THE: I am editor in chief of Catapult Magazine, a daily digital magazine that publishes essays and short fiction. I am also a writer and I’m occasionally a voice actor. (Voice acting) is a world that I’ve worked in for more than 20 years, and I’m still working on a couple shows, but that work is much less frequent.
Q: Do you have a favorite form? Do you find one most challenging or effective?
THE: Throughout my various pursuits, the constant has been writing and being a writer. It took me a while to have the confidence to see (writing) as a viable pursuit. I longed for an artistic and literary life but did not want to take that leap and went to law school. The arts were always a presence in my life, which is how I fell into voice acting, but it’s been a real pleasure to get to explore … different fields. Being a voice actor has informed my writing and how I try to capture action on the page.
Q: Your book talks about the term “lip service,” meaning the idea of believing in something that’s not backed by actions. Why use that term?
THE: “Lip service” means different things in different contexts. I get playful with it, depending on the essay in which it appears. (The term) hasn’t been over-burdened by meaning or politics in any direction or morality in any way. I felt there was a lot of freedom to go in and use the term to my own ends.
Q: How have you personally been affected by “lip service”

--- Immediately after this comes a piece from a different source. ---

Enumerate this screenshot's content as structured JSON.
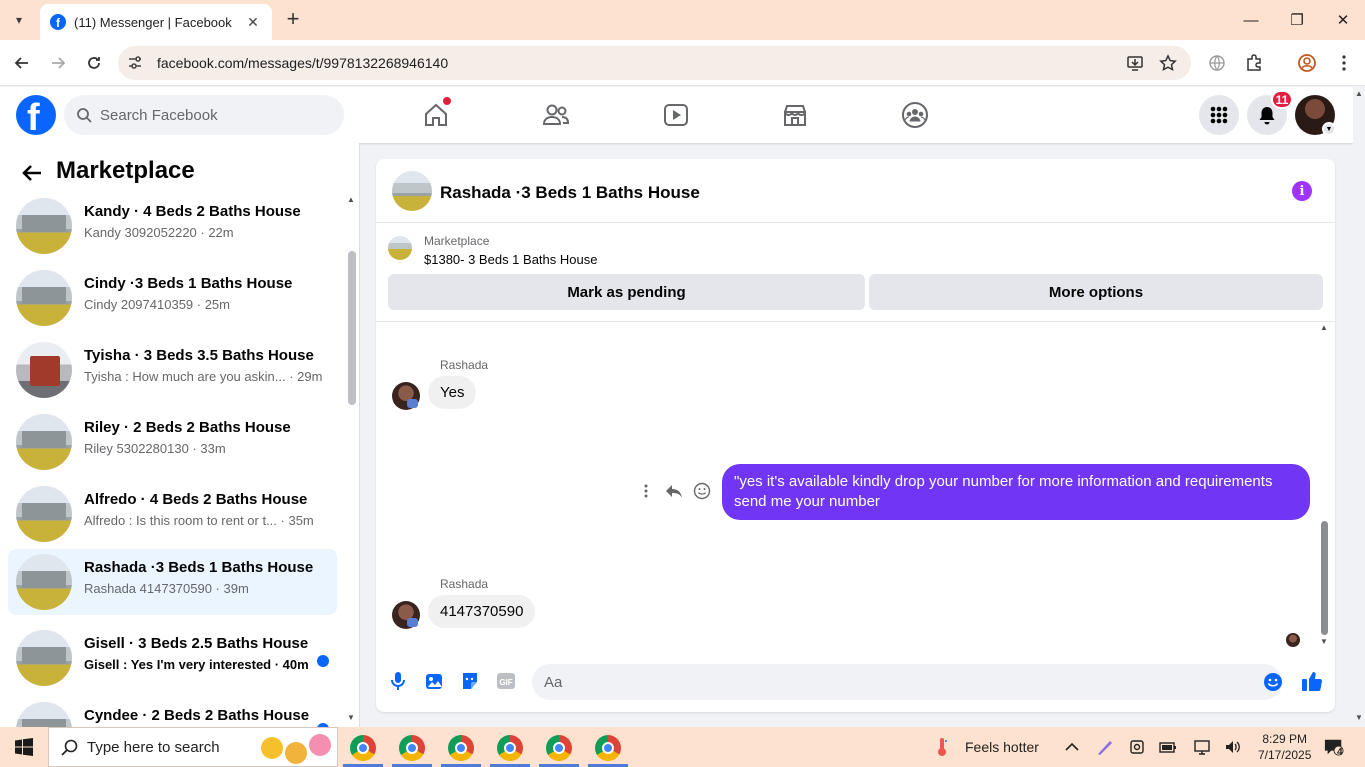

THE: The first essay in the book, “Hearing Voices,” (is related to how) the cartoon industry has acknowledged that it needs to do a better job of making space for minority voices, but are striving for the fastest fix by asserting that the body of the actor must match the body of the character (as a way) to ensure more equitable representation. (However) the problem is so much vaster than that. It’s not just who’s doing the voice, it’s who’s doing the casting? Who’s writing the script? Who’s getting retained? Who’s getting hired? That’s how I use the term (lip service) in the book: Quick fixes to systemic problems that might look good on the surface, but once you delve a bit deeper, they may splinter off into more difficult issues.

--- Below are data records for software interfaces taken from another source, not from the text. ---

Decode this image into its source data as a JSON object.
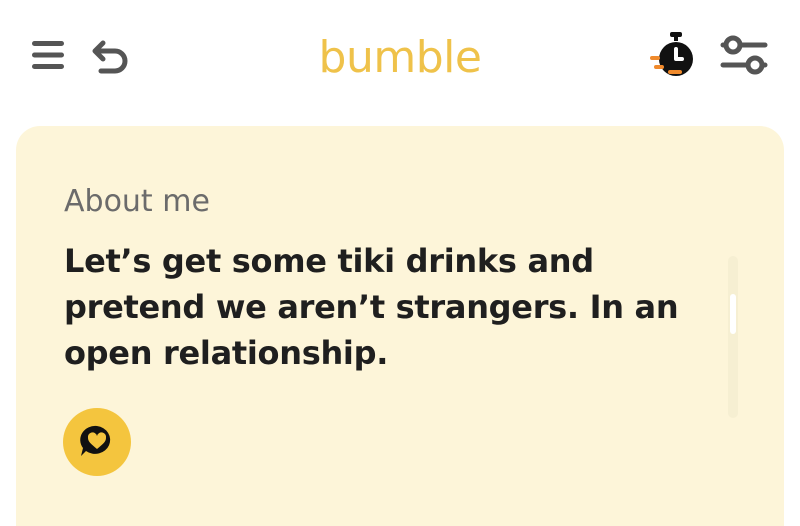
{
  "header": {
    "logo_text": "bumble",
    "icons": {
      "menu": "menu-icon",
      "undo": "undo-icon",
      "timer": "stopwatch-icon",
      "filter": "filter-sliders-icon"
    }
  },
  "profile_card": {
    "heading": "About me",
    "bio": "Let’s get some tiki drinks and pretend we aren’t strangers. In an open relationship.",
    "action_icon": "compliment-heart-bubble-icon"
  },
  "colors": {
    "brand": "#efc24a",
    "card_background": "#fdf5d9",
    "accent_orange": "#f08a2c",
    "text_dark": "#1f1f1f",
    "text_muted": "#6b6b6b"
  }
}
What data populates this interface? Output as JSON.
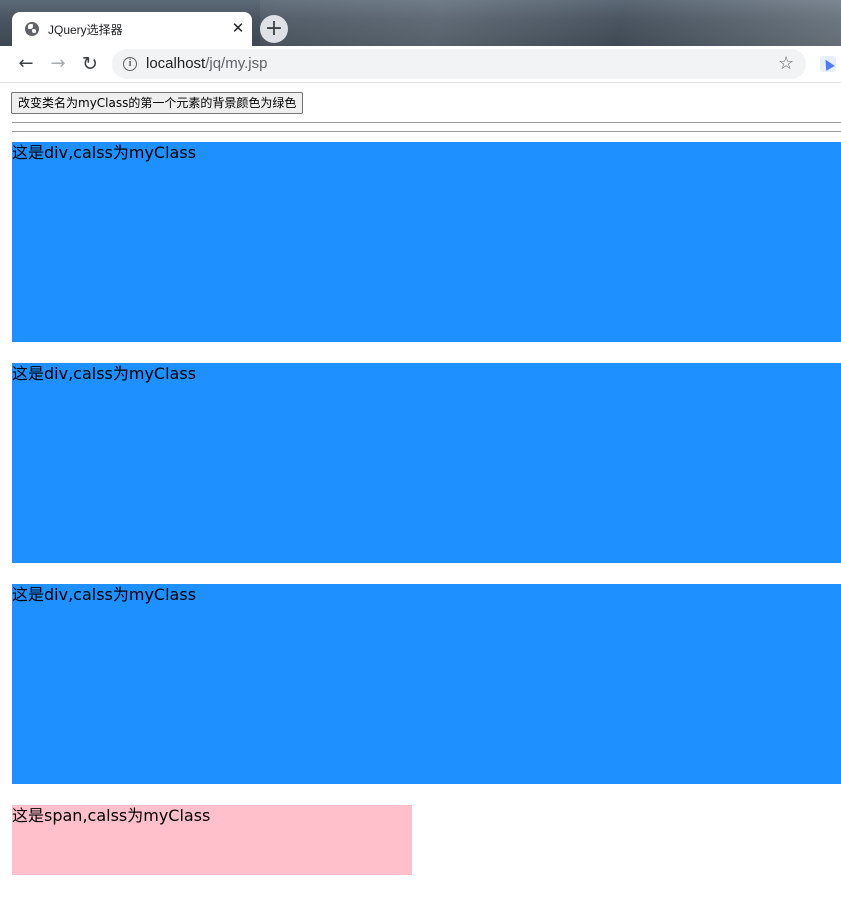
{
  "browser": {
    "tab": {
      "favicon": "globe-icon",
      "title": "JQuery选择器",
      "close_glyph": "✕"
    },
    "new_tab_glyph": "+",
    "toolbar": {
      "back_glyph": "←",
      "forward_glyph": "→",
      "reload_glyph": "↻",
      "info_glyph": "i",
      "url_host": "localhost",
      "url_path": "/jq/my.jsp",
      "bookmark_glyph": "☆",
      "extension_icon": "extension-icon"
    }
  },
  "page": {
    "button_label": "改变类名为myClass的第一个元素的背景颜色为绿色",
    "blocks": [
      {
        "text": "这是div,calss为myClass"
      },
      {
        "text": "这是div,calss为myClass"
      },
      {
        "text": "这是div,calss为myClass"
      }
    ],
    "span": {
      "text": "这是span,calss为myClass"
    }
  },
  "colors": {
    "div_background": "#1e90ff",
    "span_background": "#ffc0cb"
  }
}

Q: What are you working on next?
THE: I’m very eager to dive into another long project, and I have very early ideas for both a novel and memoir project. But I’m also really enjoying writing short-form right now and being able to just work with a different skill set. Writing a book was transformative in a sense. I know what it feels like to think at the scale of a book. It will change the way I think about my writing career. I’m excited to have that knowledge.
Q: Is there anything else you would like people to know about “Some of My Best Friends?”
THE: It’s really my hope that the book articulates a pattern that feels familiar to the reader and puts words to something that feels true, but that they might not have thought of in that way before. The comedy and the pleasure of it was also very much at the forefront of my mind. My goal was for this book to be fun and funny. (Hopefully readers will think) “I’ve been waiting for someone to put words to this thing that I’ve experienced.”
Q: Why is it so important to include humor in your essays?
THE: I think humor is a very powerful tool of critique. It’s always been a part of the way I see the world and the way I approach the page. Certainly I think there’s something inclusive and something accessible about using humor to contribute to this conversation. When these subjects do appear in the zeitgeist it’s primarily because something has gone wrong. It’s a situation that people are going to feel bad and ashamed and angry and frustrated about. I was very aware that that was the context I was writing into. It was important that the book didn’t feel like that. I wanted to use humor to open up the conversation, but it’s also just the way I am.